The game looks fantastic. The Majini are detailed and menacing, the glistening twisted monsters you’ll encounter are terrifying and the environments have real atmosphere. The characters and animations are expertly handled and for the most part the camera direction is excellent. Ideally you want a dual or quad core machine with 4 GB of RAM and a good video card. The game is actually optimized for Corei7’s and it will run on Windows 7 but it looks great on a lesser system too. The game also supports 3D for those of you with nVidia 3D Vision glasses. There are some frame rate drops when things get really busy but that’s forgivable. Resident Evil 5 provides a real spectacle with scares aplenty, as you would expect. It is a real visual treat on the PC and the clarity and depth of detail easily beats the console version.
As with good horror films the sound plays a very important role in terms of scaring the audience. The soundtrack is perfectly cued here to suck you in and make you feel as though you are part of a survival horror experience. The weaponry and ambient audio add a touch of reality and the moans and roars of the various nasties are spine tingling. As usual the weak point is the voiceovers, but hey this is Resident Evil, it’s traditional.

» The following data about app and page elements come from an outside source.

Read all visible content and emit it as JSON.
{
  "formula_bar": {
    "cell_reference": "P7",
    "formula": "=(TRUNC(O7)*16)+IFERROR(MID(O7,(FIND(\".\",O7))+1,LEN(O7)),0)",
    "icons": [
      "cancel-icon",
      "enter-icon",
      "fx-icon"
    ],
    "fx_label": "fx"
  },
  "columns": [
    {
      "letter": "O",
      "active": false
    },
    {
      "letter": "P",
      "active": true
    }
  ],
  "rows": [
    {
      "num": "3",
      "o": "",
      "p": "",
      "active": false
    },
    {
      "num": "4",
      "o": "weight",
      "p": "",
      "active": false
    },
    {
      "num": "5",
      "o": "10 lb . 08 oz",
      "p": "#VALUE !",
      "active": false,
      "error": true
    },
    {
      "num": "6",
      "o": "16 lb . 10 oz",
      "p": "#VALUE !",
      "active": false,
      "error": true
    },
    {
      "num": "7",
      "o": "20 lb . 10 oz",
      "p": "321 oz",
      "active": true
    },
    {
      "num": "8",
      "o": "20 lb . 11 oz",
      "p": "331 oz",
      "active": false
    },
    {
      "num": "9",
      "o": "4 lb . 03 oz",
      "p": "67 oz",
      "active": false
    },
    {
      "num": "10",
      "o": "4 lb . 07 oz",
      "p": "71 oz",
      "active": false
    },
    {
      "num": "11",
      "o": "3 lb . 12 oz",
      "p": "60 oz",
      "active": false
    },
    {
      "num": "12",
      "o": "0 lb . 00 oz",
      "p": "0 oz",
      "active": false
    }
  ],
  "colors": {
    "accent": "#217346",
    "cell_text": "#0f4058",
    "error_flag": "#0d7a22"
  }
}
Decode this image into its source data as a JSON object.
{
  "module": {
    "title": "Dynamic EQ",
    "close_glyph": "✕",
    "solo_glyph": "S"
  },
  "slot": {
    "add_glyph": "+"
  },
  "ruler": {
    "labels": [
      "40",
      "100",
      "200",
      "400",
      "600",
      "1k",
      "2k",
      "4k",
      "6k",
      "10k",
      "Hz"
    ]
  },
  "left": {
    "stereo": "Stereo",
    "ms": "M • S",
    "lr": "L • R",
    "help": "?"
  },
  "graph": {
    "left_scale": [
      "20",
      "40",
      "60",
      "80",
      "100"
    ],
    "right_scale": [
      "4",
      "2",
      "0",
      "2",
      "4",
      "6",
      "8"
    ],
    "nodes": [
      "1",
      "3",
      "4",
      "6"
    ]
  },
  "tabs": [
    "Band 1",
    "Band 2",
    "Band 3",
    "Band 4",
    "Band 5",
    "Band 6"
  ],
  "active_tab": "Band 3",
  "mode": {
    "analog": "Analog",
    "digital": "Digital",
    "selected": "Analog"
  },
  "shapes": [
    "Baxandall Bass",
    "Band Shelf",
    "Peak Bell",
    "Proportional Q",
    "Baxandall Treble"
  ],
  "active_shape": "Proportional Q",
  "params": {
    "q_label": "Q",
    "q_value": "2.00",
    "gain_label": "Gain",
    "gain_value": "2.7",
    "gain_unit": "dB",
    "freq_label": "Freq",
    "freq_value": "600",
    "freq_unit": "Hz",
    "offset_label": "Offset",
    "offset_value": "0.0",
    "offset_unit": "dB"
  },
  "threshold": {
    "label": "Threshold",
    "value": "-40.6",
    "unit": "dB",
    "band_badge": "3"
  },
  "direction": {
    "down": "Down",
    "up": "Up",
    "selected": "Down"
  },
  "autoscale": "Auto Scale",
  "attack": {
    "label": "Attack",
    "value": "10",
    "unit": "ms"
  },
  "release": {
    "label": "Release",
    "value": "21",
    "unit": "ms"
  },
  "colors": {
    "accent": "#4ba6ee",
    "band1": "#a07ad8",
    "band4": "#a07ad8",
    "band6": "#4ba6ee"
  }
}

To be honest the voiceover work is pretty decent for the most part.
This is where Resident Evil 5 really comes into its own. The co-operative play is just great fun and the game really shines when you play through with a friend. You can hook up online via Games for Windows Live. If your friend can’t hack the horror and drops out they will be replaced by an AI character. You can also play with mates in the excellent Mercenaries Mode. It has clearly been designed for co-op play and by sharing out the weaponry and covering each other you can get out of sticky situations that you would never survive alone. The multiplayer aspect adds a great deal of replay value and is worth coming back for long after you’ve completed the game.
Resident Evil 5 is another installment in the most successful horror franchise in gaming and in many ways it just hits you with more of the same. The real stand out reason to buy this is the co-operative gameplay. It is also one of the best console to PC ports in recent years and if you never played it on the console and you have a decent PC then this version has the edge. Fans will have already bought this, but for people who’ve lost touch with the series this is a good place to pick it up, just make sure you bring a friend along for the ride.